(Website and app data records)
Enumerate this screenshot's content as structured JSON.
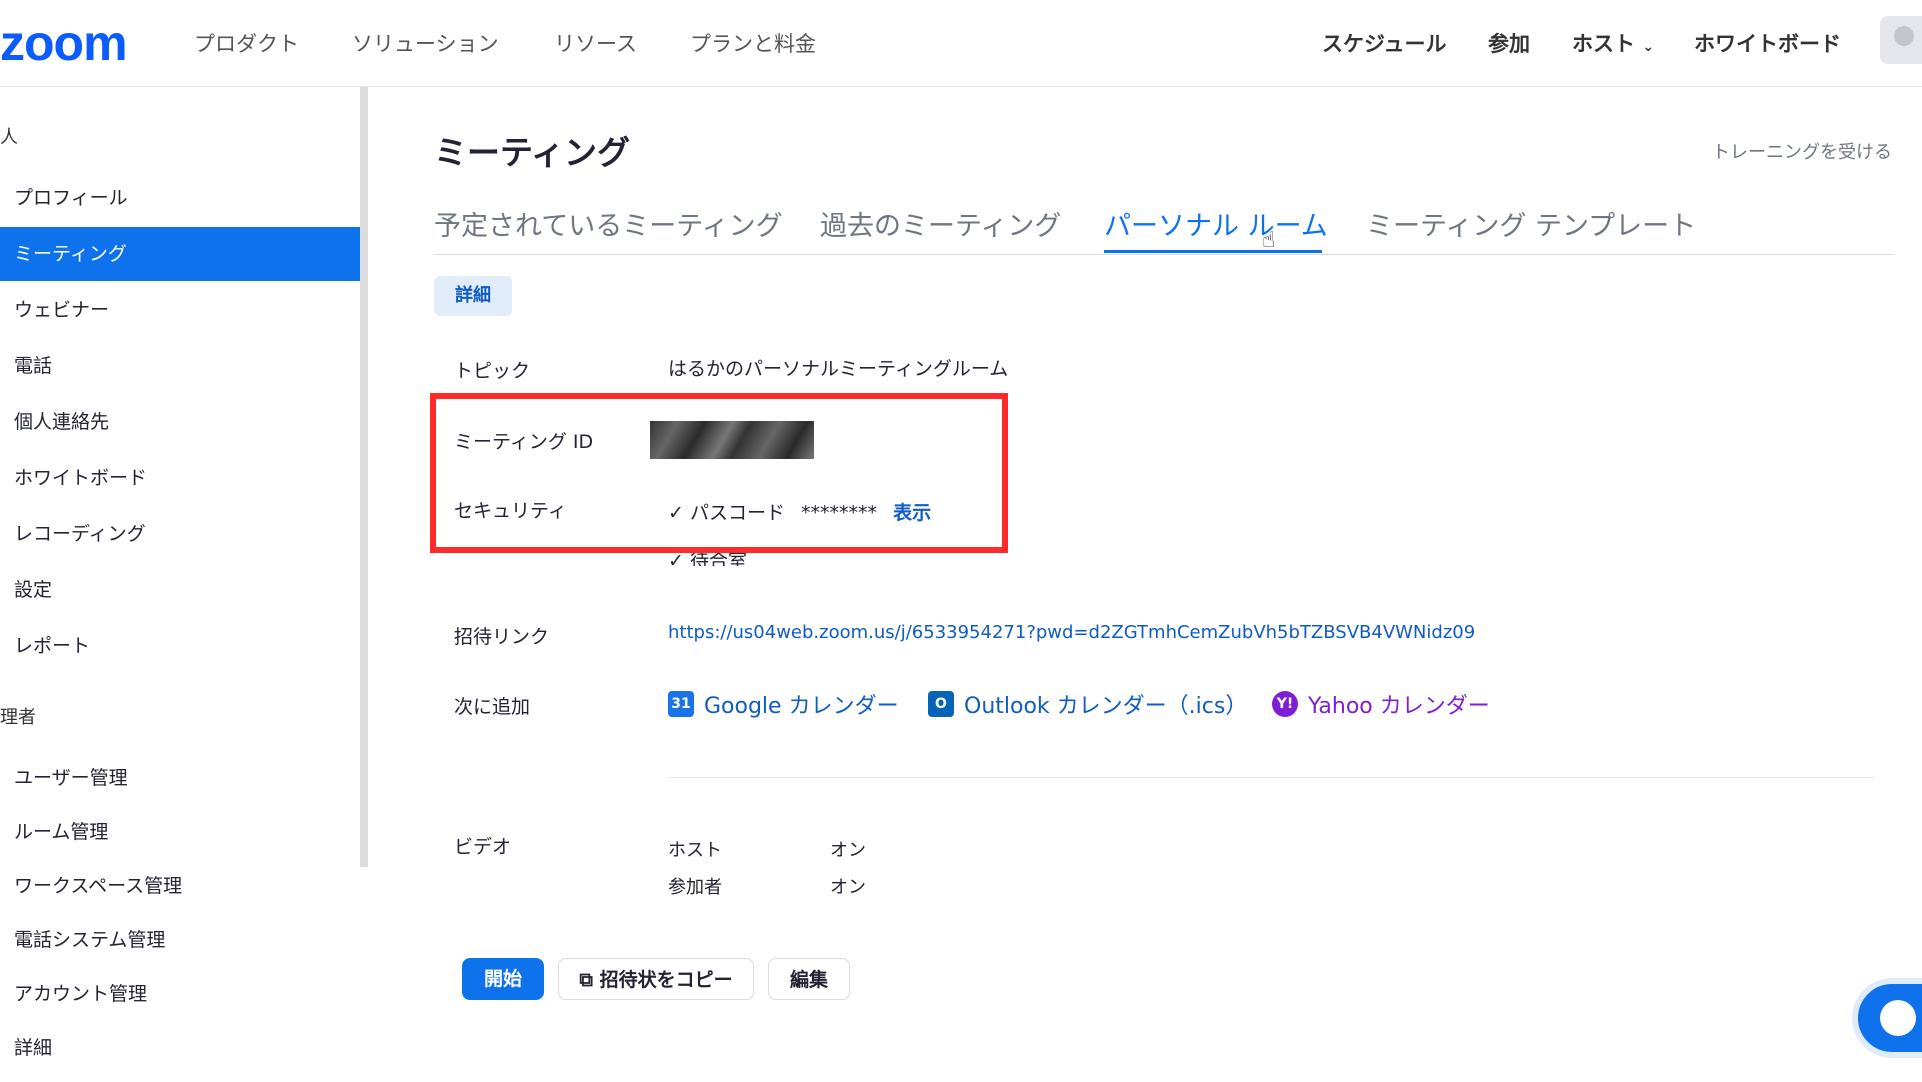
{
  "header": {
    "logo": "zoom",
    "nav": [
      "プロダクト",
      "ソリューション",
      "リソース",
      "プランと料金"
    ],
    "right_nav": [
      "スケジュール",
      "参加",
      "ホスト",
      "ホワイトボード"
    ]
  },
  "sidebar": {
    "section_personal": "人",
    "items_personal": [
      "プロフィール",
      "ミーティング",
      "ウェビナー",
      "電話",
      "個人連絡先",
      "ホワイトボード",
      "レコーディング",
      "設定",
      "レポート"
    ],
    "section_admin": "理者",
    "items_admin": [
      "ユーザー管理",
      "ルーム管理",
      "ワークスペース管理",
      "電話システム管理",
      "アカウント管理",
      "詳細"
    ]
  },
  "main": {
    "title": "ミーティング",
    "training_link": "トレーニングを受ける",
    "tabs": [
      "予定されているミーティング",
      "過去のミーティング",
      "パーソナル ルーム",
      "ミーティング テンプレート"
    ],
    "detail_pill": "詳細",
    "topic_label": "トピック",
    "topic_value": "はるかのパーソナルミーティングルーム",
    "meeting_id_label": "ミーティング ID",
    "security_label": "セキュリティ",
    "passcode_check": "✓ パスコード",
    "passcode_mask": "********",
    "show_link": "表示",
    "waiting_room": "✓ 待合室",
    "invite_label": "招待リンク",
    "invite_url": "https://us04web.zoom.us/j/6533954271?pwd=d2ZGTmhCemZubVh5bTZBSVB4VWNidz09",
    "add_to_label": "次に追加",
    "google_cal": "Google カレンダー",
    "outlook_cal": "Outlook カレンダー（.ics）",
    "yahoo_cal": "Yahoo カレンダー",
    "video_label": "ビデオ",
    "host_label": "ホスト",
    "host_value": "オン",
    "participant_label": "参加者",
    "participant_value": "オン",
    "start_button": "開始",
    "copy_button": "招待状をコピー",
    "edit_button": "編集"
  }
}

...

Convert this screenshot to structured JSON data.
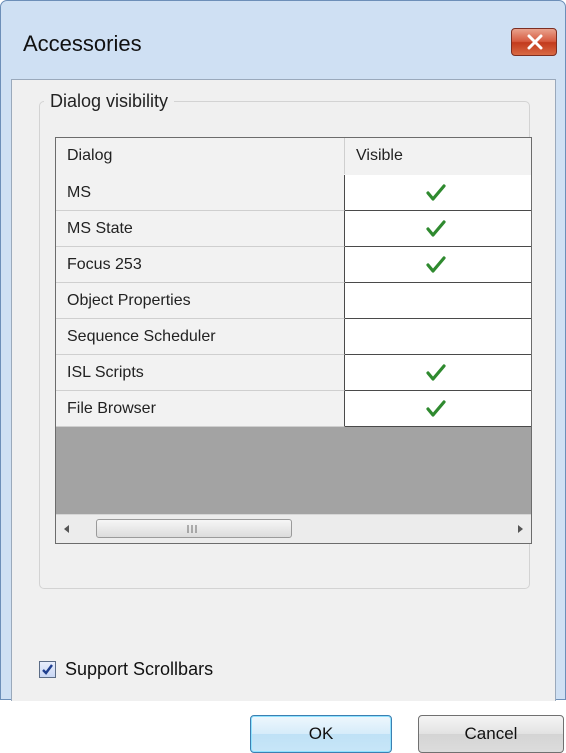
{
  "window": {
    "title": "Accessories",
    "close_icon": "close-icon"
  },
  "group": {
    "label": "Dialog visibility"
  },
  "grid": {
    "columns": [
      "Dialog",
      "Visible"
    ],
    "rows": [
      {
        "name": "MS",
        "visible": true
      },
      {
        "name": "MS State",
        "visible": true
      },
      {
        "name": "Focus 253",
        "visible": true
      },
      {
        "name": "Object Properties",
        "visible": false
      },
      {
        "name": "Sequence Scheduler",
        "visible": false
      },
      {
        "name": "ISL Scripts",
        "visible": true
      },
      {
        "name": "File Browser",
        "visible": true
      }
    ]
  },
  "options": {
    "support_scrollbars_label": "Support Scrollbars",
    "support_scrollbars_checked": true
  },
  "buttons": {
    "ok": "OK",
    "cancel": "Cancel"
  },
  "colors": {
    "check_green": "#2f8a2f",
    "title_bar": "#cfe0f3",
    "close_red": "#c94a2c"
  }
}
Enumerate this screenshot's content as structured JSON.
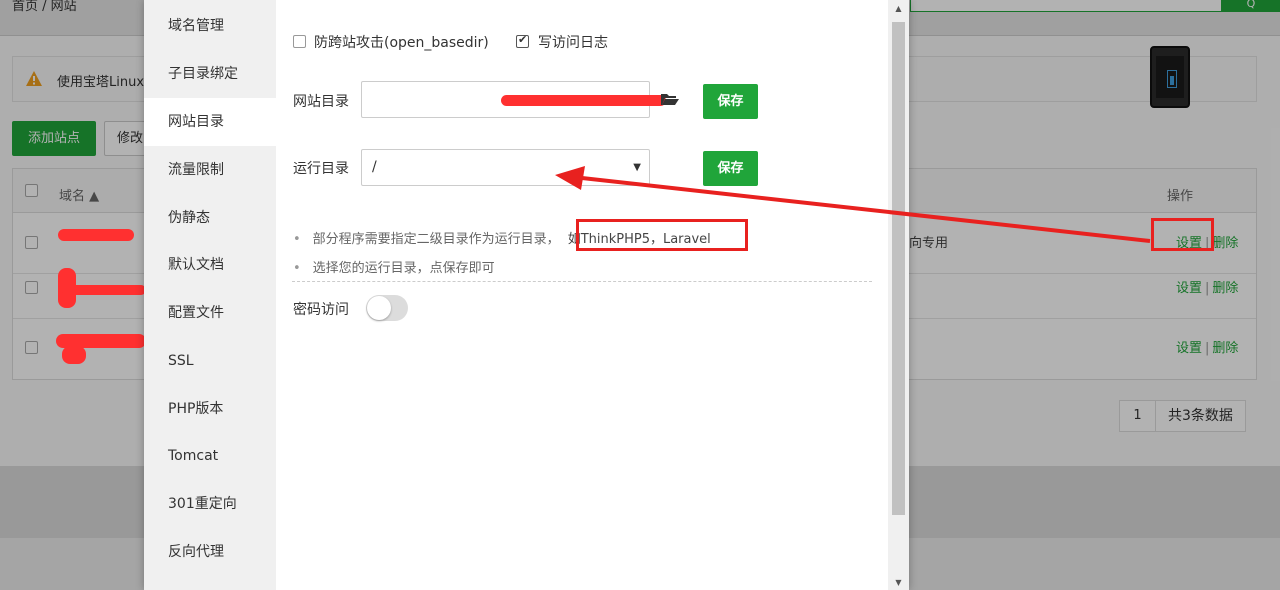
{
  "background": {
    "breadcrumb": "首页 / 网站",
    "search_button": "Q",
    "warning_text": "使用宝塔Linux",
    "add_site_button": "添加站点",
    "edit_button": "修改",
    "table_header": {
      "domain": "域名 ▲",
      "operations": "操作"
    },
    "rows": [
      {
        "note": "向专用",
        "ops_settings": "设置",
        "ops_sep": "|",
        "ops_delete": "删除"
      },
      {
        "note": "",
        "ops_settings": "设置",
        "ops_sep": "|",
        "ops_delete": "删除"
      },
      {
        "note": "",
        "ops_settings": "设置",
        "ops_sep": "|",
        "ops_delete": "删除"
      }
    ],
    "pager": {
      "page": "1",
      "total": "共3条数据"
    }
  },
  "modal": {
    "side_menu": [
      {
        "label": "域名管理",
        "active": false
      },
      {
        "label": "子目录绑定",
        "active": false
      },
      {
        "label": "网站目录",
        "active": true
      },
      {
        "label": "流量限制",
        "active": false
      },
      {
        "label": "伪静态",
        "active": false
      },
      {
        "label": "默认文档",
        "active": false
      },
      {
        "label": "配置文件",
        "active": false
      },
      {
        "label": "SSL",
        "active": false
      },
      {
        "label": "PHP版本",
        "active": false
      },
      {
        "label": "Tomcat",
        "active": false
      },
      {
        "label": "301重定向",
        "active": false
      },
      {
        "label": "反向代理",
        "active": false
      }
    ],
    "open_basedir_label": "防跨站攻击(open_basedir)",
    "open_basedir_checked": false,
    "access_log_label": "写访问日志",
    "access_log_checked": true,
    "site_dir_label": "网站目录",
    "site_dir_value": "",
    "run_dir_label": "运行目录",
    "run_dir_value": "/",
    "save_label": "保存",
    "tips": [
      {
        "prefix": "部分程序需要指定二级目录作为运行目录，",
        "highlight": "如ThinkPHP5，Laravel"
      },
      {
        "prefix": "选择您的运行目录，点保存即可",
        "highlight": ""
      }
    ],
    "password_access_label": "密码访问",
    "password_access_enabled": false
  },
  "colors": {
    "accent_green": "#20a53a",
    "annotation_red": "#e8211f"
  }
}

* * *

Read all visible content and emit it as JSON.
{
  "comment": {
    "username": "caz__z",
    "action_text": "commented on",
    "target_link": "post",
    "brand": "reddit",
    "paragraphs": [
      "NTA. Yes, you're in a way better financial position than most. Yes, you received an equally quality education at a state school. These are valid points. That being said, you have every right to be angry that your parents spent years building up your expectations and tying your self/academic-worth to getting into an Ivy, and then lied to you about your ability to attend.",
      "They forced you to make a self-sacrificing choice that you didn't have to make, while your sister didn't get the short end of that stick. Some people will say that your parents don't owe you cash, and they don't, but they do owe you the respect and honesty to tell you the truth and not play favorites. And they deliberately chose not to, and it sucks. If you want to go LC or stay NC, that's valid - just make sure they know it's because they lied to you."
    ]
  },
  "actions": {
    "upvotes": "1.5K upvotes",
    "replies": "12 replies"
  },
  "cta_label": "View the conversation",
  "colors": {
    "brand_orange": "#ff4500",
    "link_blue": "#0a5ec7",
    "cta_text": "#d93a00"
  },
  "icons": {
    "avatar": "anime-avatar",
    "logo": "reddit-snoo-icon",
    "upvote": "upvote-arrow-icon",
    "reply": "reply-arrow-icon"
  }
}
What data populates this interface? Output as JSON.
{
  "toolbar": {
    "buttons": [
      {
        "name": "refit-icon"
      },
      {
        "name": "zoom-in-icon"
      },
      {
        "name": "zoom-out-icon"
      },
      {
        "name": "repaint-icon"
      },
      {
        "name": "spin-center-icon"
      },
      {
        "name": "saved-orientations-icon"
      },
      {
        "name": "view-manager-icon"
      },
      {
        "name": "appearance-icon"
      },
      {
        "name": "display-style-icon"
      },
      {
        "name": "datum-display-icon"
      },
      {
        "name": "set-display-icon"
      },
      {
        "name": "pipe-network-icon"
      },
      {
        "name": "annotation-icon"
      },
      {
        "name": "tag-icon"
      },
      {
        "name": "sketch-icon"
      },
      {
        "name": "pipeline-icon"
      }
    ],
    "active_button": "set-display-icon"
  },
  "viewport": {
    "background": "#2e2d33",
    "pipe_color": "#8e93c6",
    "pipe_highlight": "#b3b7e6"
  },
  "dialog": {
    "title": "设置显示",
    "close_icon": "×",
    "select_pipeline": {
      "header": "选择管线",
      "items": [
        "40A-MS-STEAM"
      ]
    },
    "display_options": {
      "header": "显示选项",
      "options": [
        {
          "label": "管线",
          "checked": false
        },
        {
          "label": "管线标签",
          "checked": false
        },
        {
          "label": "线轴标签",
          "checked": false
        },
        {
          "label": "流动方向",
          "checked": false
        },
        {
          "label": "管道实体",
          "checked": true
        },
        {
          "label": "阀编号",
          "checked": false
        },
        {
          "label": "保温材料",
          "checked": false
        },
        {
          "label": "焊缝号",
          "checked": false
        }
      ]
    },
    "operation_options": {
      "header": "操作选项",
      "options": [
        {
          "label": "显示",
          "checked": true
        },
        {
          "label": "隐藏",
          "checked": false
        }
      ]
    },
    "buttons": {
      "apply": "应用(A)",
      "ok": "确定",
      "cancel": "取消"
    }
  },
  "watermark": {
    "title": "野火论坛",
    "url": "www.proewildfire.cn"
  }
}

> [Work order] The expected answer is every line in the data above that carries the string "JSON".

> [Solution to this task]
Enumerate this screenshot's content as structured JSON.
Convert this screenshot to structured JSON data.
Enumerate this screenshot's content as structured JSON.
Read all visible content and emit it as JSON.
What data populates this interface? Output as JSON.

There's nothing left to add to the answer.